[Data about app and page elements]
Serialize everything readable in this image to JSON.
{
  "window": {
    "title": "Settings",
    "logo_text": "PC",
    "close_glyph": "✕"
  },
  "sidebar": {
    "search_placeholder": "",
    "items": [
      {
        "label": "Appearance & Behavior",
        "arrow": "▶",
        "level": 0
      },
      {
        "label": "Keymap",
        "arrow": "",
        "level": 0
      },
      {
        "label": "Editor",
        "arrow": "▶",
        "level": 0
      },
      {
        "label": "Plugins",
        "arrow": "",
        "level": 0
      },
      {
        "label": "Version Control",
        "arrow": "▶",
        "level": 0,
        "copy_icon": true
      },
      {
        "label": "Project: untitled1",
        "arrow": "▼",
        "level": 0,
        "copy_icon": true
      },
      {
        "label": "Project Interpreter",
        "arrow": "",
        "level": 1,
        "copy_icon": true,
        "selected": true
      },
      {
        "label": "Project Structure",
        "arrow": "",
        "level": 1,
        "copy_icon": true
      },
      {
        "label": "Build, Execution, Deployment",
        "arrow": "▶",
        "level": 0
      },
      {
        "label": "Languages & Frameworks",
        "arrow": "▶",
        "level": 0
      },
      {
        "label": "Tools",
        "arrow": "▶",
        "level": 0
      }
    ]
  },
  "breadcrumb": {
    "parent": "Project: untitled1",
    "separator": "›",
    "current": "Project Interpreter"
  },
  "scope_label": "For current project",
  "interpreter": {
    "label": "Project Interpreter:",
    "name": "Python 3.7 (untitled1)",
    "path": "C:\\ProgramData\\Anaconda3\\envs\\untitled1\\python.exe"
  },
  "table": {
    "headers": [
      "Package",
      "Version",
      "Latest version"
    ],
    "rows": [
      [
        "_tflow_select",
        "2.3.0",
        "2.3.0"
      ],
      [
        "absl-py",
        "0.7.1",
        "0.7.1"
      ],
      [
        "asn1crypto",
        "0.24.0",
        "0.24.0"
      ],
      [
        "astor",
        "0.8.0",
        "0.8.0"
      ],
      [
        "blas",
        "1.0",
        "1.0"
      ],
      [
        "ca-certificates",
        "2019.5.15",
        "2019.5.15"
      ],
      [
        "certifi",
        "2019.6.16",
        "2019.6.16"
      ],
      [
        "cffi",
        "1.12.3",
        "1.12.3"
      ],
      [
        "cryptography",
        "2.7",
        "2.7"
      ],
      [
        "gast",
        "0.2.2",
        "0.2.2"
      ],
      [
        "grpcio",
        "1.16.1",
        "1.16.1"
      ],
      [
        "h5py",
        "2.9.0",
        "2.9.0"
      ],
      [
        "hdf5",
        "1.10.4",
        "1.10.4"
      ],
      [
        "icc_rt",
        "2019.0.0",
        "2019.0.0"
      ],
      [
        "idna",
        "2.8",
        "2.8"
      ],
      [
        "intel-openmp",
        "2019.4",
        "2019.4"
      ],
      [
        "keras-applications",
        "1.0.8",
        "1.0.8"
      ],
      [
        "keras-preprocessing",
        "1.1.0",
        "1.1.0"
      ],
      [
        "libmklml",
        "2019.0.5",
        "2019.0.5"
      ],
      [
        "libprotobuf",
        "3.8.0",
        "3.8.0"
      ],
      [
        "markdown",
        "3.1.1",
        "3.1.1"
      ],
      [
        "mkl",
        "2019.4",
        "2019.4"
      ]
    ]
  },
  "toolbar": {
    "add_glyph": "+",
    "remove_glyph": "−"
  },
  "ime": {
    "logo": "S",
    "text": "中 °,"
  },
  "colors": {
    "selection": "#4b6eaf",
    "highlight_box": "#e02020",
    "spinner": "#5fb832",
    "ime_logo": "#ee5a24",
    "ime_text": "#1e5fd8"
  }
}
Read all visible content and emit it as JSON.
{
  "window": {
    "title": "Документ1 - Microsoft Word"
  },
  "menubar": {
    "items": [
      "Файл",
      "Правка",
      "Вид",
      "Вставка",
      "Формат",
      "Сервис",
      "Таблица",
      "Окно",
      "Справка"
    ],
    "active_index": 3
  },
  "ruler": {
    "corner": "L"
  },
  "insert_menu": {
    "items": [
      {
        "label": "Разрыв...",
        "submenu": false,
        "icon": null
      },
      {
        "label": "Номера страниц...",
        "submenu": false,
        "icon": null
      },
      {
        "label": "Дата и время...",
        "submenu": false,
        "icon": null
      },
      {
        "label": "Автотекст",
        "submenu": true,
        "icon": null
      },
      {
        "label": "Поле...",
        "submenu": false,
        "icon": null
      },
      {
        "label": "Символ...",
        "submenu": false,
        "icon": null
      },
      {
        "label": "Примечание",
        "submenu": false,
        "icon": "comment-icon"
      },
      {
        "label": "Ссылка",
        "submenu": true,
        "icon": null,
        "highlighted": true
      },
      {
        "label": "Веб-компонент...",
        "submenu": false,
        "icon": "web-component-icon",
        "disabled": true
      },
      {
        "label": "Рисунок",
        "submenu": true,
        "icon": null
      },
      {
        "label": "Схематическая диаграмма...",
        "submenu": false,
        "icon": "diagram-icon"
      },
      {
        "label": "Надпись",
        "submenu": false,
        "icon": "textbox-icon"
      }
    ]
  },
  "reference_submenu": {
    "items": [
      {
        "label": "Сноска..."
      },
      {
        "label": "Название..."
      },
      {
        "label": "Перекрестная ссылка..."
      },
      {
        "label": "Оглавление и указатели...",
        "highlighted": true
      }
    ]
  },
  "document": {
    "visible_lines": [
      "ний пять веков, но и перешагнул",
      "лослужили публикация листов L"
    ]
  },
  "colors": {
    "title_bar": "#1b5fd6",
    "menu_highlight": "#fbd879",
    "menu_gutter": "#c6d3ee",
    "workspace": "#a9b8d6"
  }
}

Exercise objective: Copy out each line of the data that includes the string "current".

Answer:
    "current": "Project Interpreter"
  "scope_label": "For current project",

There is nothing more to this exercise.